In recent years many churches of the Church of England have been opening their doors more often for occasional callers to find peace and quiet. The churches are encouraging a message of welcome to all, and in some cases a particular welcome to individuals who seek a sacred place to be still, to refresh their souls, and to pray.
Of course such churches are not just confined to England within the Anglican Communion. In other countries and places the importance of an open church and a welcoming spiritual space is being valued. As this develops churches are also introducing simple helps to pray. In some cases candle stands, prayer stones, or a prayer tree, are found. Many places have some means by which people can write down a prayer request and leave it in the church.
For some churches a statue or icon of a saint, and particularly Mary, has become a focus for private prayer and welcome. Of course not all Anglican churches have statues or icons, or would wish to. However many do, and these churches frequently find an opportunity to light a candle at a statue as a sign or prayer, or a request for prayer is welcomed by the visitor.
This is certainly true at St Chrysostom’s. Candles are frequently left burning at Mary’s statue. The statue, replacing an earlier, smaller one, was the gift, many years ago, of a nearby parish, and a churchwarden’s grand daughter restored and painted it to the form it is today. The statue itself has become an important part of our church, our welcome, and indeed of our community.

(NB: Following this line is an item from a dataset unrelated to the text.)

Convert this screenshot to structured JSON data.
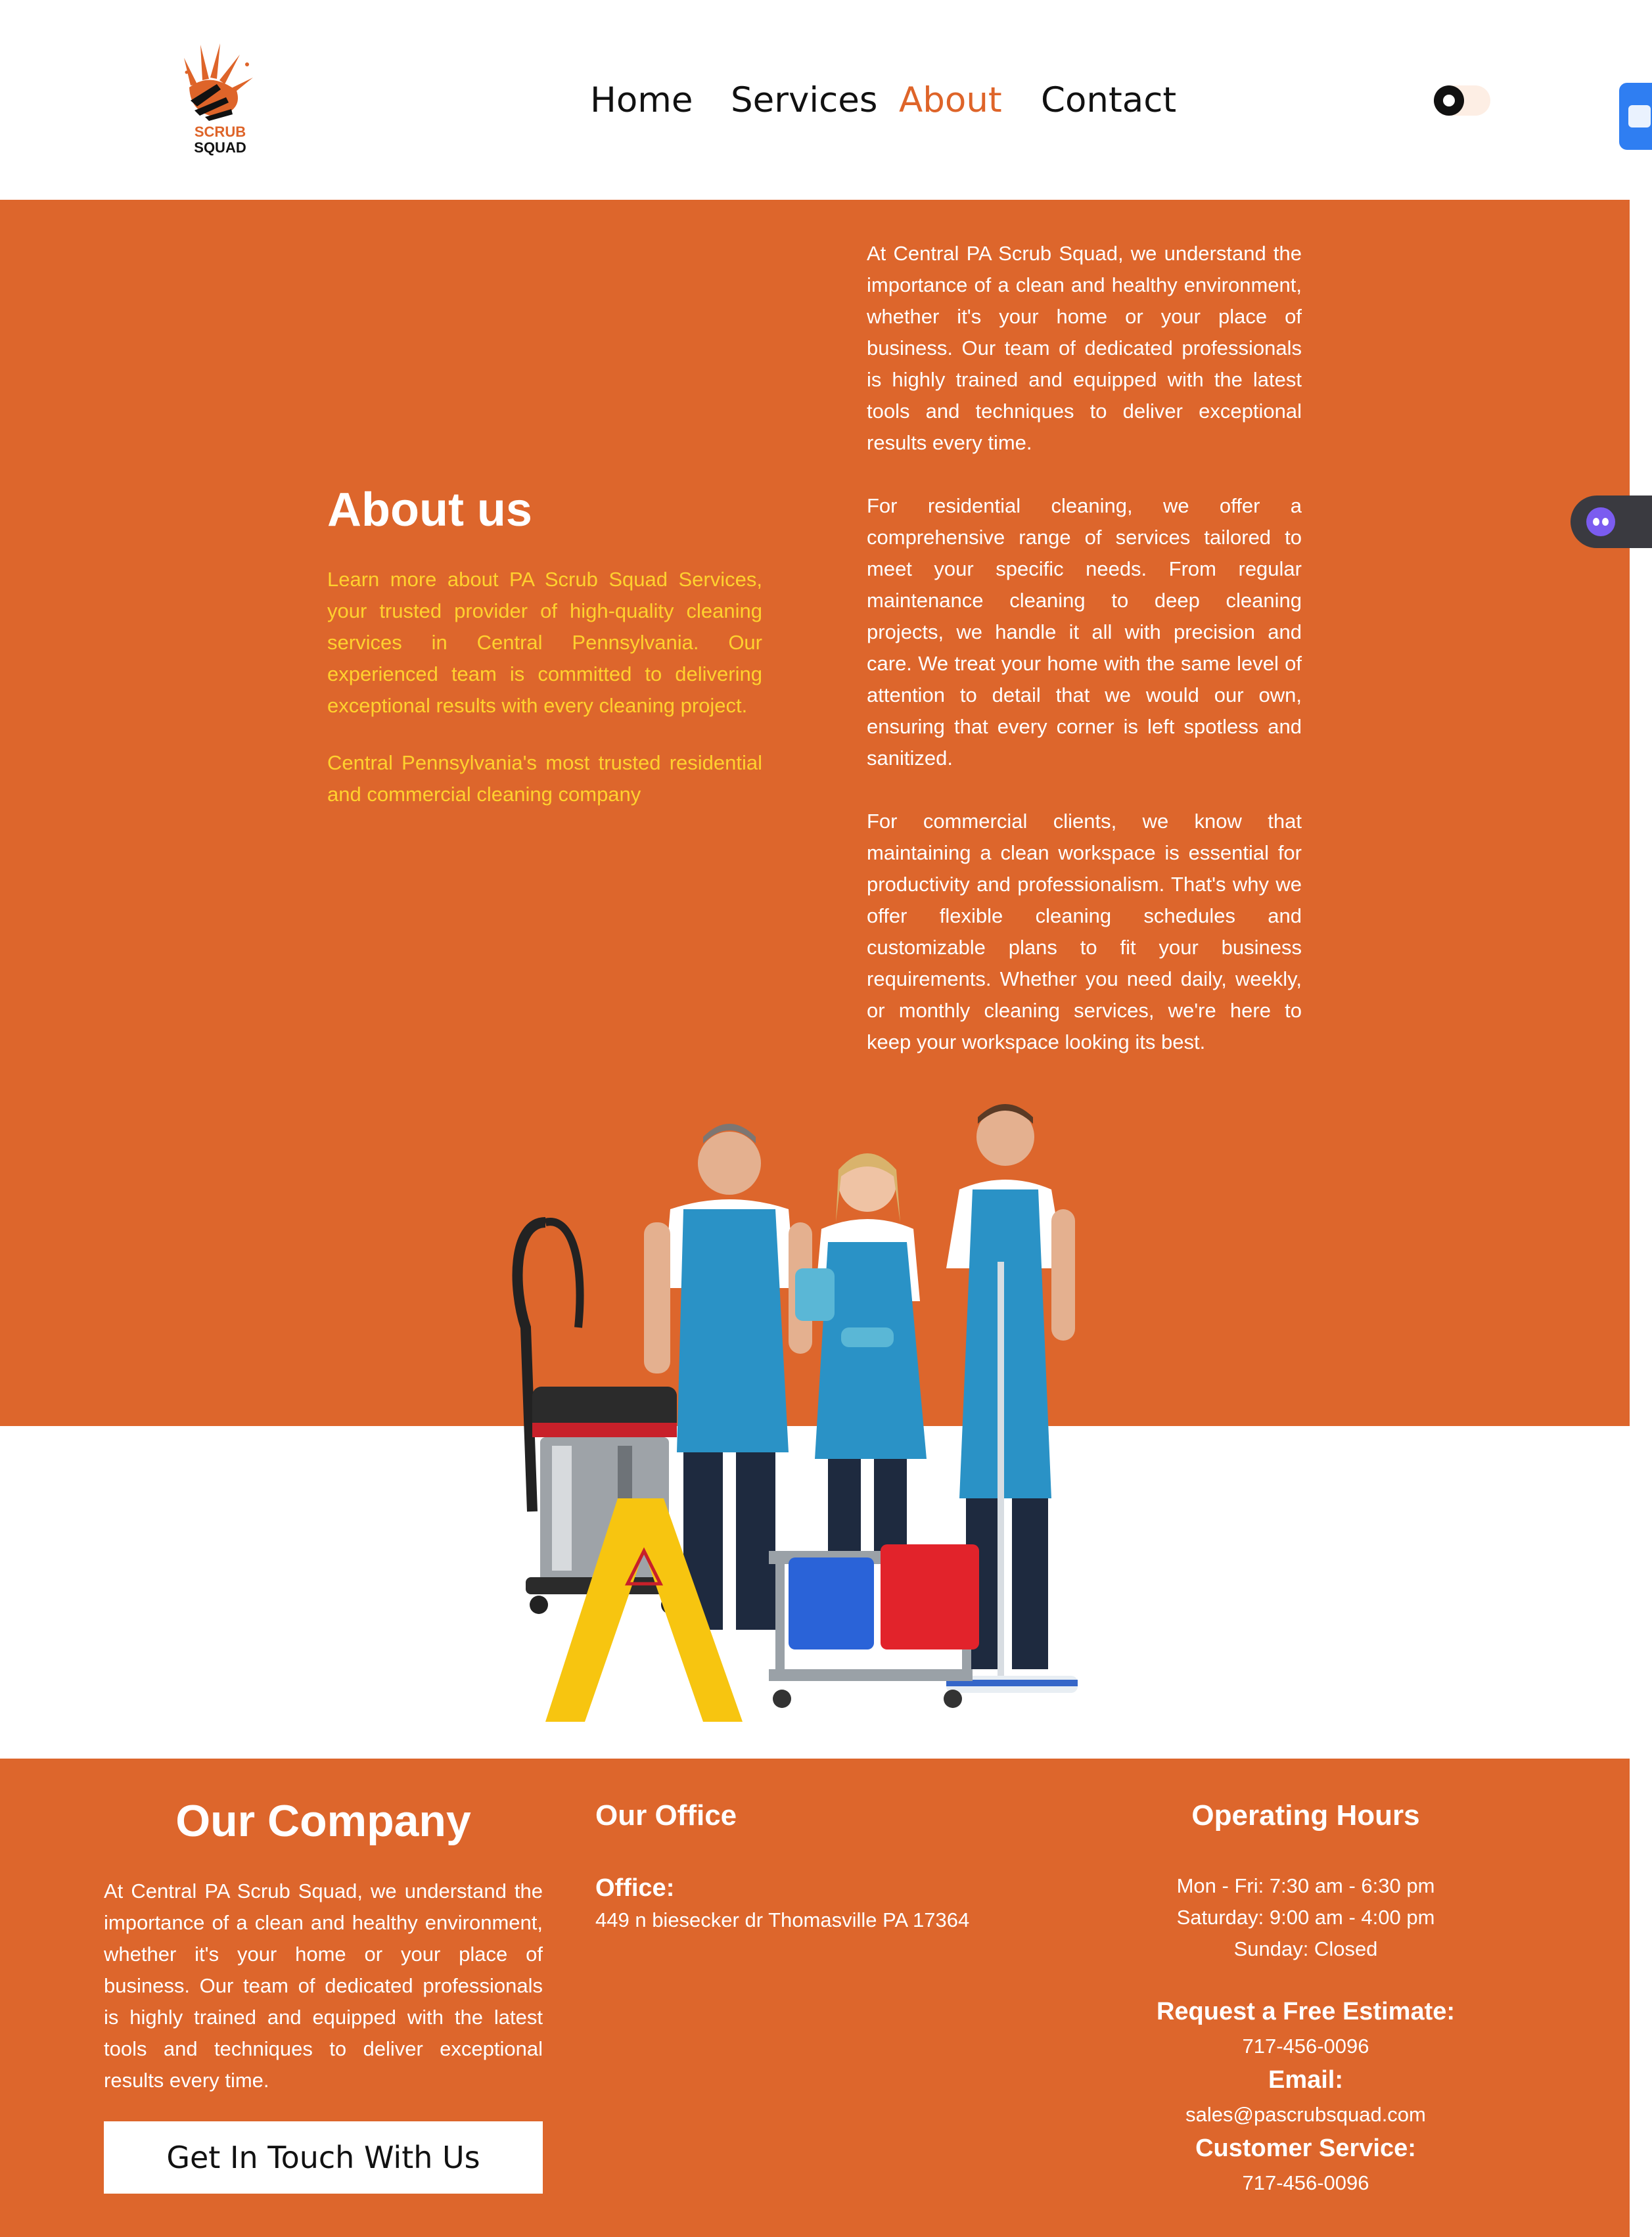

So much so that when it was suggested, a few years ago, that it be replaced by another the idea was rejected – ‘We have grown to love this image,’ was said.
Of course what is true for us at St Chrysostom’s is true in other Anglican churches too. For example, two members of our church have commented on the statue of Mary at St Mary the Virgin, Times Square, New York. The statue there, by the leading US wood carver Johannes Kirchmayer (1860-1930) is very striking. As with our statue at St Chrysostom’s this statue of Our Lady helps give a maternal welcome in that church, and indeed helps shape the community welcome of the church.
As one of our church members remarks: This statue of Our Lady reminds me of the warm welcome of a friendly congregation on cold winter NYC Sundays.